DIRECTIONS: Return the data exactly, with all pictures removed.

MATERIAL FOR THE TASK:
# # # # # # #
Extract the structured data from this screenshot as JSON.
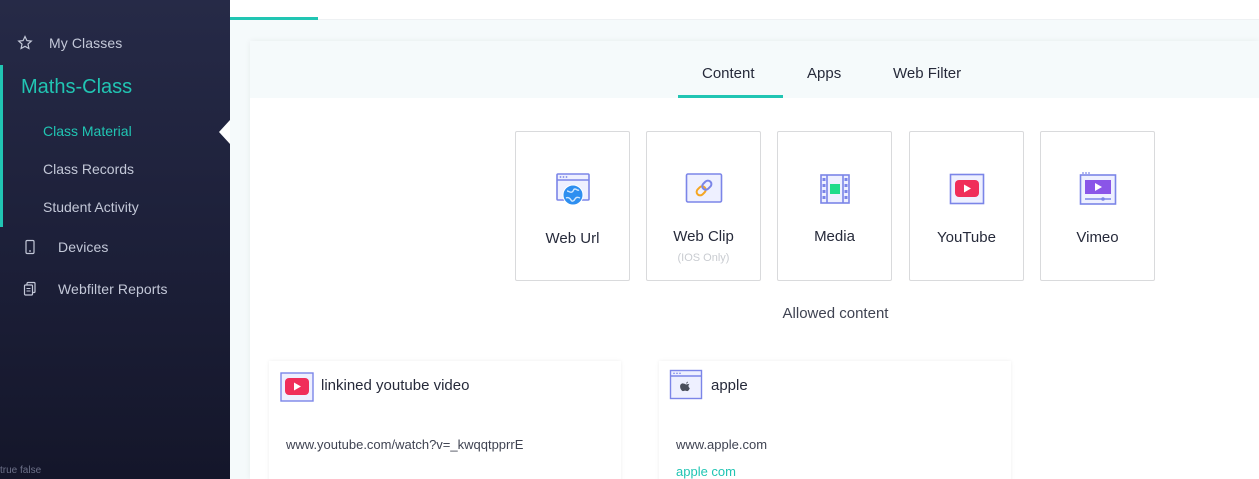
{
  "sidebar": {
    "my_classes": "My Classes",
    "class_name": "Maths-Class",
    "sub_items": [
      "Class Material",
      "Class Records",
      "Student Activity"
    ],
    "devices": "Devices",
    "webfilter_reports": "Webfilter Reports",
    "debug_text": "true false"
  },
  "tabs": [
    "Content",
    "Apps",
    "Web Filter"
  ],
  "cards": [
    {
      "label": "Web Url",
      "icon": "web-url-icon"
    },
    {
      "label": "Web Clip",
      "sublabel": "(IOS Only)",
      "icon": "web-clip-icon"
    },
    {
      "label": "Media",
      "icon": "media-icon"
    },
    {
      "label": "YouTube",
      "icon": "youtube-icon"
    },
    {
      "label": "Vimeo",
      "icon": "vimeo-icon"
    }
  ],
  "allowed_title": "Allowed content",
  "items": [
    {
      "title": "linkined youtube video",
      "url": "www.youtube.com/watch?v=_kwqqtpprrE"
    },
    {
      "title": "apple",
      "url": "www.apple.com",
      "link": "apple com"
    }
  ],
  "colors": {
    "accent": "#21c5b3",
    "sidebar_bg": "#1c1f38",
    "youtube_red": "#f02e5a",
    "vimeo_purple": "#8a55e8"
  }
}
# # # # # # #
SOLUTION FOR THIS EXERCISE:
Extract the structured data from this screenshot as JSON.
{
  "sidebar": {
    "my_classes": "My Classes",
    "class_name": "Maths-Class",
    "sub_items": [
      "Class Material",
      "Class Records",
      "Student Activity"
    ],
    "devices": "Devices",
    "webfilter_reports": "Webfilter Reports",
    "debug_text": "true false"
  },
  "tabs": [
    "Content",
    "Apps",
    "Web Filter"
  ],
  "cards": [
    {
      "label": "Web Url",
      "icon": "web-url-icon"
    },
    {
      "label": "Web Clip",
      "sublabel": "(IOS Only)",
      "icon": "web-clip-icon"
    },
    {
      "label": "Media",
      "icon": "media-icon"
    },
    {
      "label": "YouTube",
      "icon": "youtube-icon"
    },
    {
      "label": "Vimeo",
      "icon": "vimeo-icon"
    }
  ],
  "allowed_title": "Allowed content",
  "items": [
    {
      "title": "linkined youtube video",
      "url": "www.youtube.com/watch?v=_kwqqtpprrE"
    },
    {
      "title": "apple",
      "url": "www.apple.com",
      "link": "apple com"
    }
  ],
  "colors": {
    "accent": "#21c5b3",
    "sidebar_bg": "#1c1f38",
    "youtube_red": "#f02e5a",
    "vimeo_purple": "#8a55e8"
  }
}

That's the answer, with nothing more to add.